Prioritizing the child’s well-being over personal emotions
Key strategies for divorced individuals to maintain a healthy co-parenting relationship include:
Detaching past personal issues from the co-parenting relationship
Initiating a ceasefire with the ex-spouse
Shifting focus towards co-parenting, with an emphasis on open and regular communication centered on the children’s well-being
The amicability and health of the co-parenting dynamic have a direct effect on the well-being and development of the child.
Navigating New Family Structures Post-Divorce
Post-divorce, families face the challenge of navigating new family structures. Adjusting to life in two separate households can be stressful and disruptive, particularly for children. Parents must resist the temptation to recreate the past and acknowledge the new circumstances that come with the changes, including the reality of parents living in separate places.
Children can adapt and thrive in these new family structures with clear communication, consistency, and support. A significant part of this involves divorced parents maintaining a unified approach to support their children. Open and honest discussions about parenting decisions, along with consistent rules and expectations, are essential.
Life in Two Households
Adjusting to life in two households can be challenging for children. The change in daily routines and living arrangements can be a source of stress and confusion. However, with the right strategies, children can adapt to this new life.
Some strategies to alleviate the stress of a custody transition and facilitate a child’s adjustment to the new family arrangement include:
Implementing joint custody arrangements
Providing ample time for emotional processing
Establishing consistent routines and rules across both homes
Retaining strong, respectful relationships with both parents
These strategies can greatly help the child adjust to the new family arrangement.
Keeping a United Front as Divorced Parents
Despite the end of the marital relationship, divorced parents can still present a united front for their children. This involves prioritizing their children’s best interests and engaging in clear communication about their concerns.
Acting as a cohesive set of parents, despite the parents living separate lives, contributes to a stable and supportive environment for children. If needed, parents may consider seeking professional assistance or mediation to address issues and reinforce their collaborative parenting endeavors.
The Psychological Perspective

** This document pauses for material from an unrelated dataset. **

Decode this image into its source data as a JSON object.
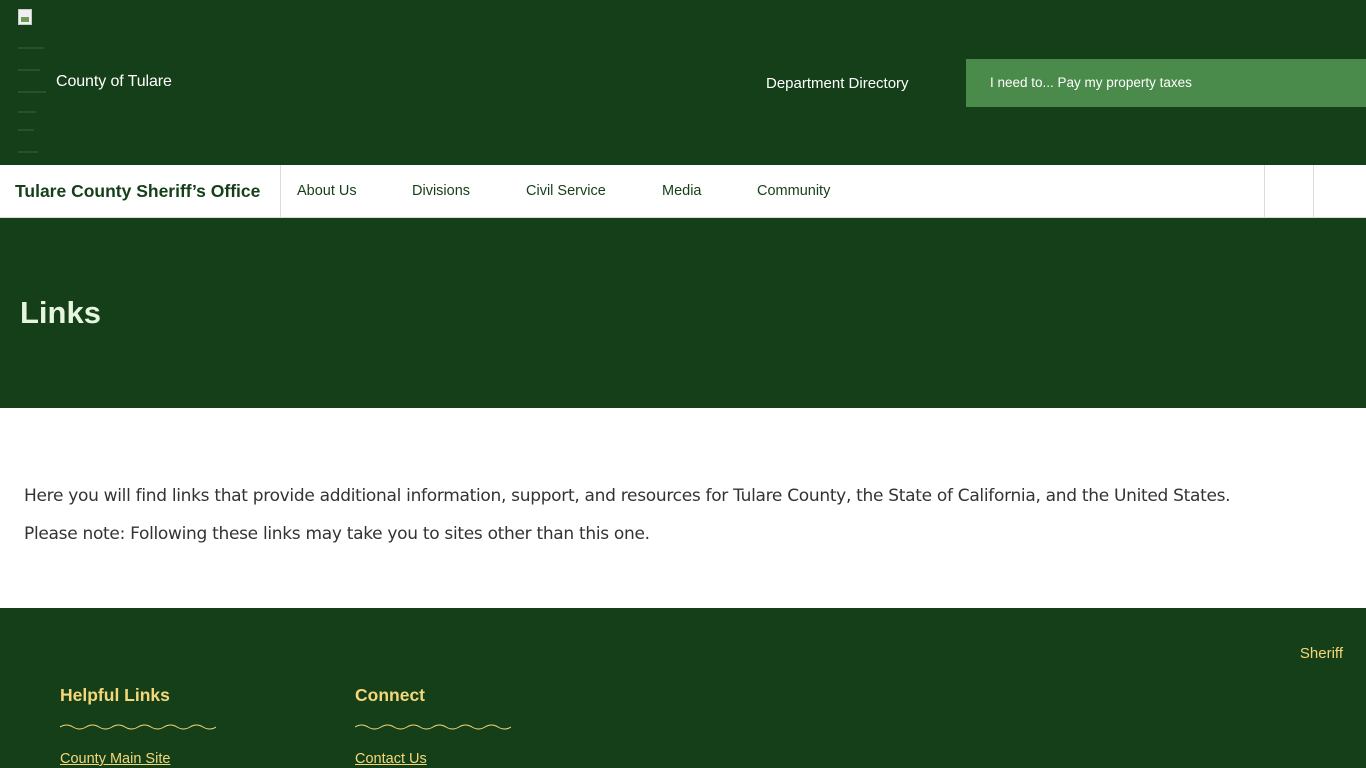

Exploring the psychological perspective on staying together for the kids provides a deeper understanding of the emotional and mental implications of this decision. The mental health of children is substantially influenced by their parents’ psychological well-being.
Parents who are mentally healthy are better equipped to nurture their children’s development and emotional well-being.
Parents who are in an unhappy or toxic relationship can negatively impact their children’s self-esteem and increase the risk of anxiety or depression. Therefore, parents must contemplate the pivotal question of whether the marriage has deteriorated beyond repair, which could signify that staying together may inflict more harm on the children than parting ways.
Navigating the decision to stay together for the kids is a complex and personal journey. It involves weighing the pros and cons, considering the impact on children’s future relationships, and taking into account extra-familial factors.
The potential consequences of a toxic relationship on family dynamics cannot be overlooked, and effective strategies for conflict resolution and coping can be critical.
Ultimately, children deserve a healthy and supportive environment, whether that comes from an intact family or a co-parenting setup post-divorce. The focus should be on the children’s emotional and psychological well-being. In the pain of emotional turmoil, my hope is that this guidance helps you make the best decision for your family.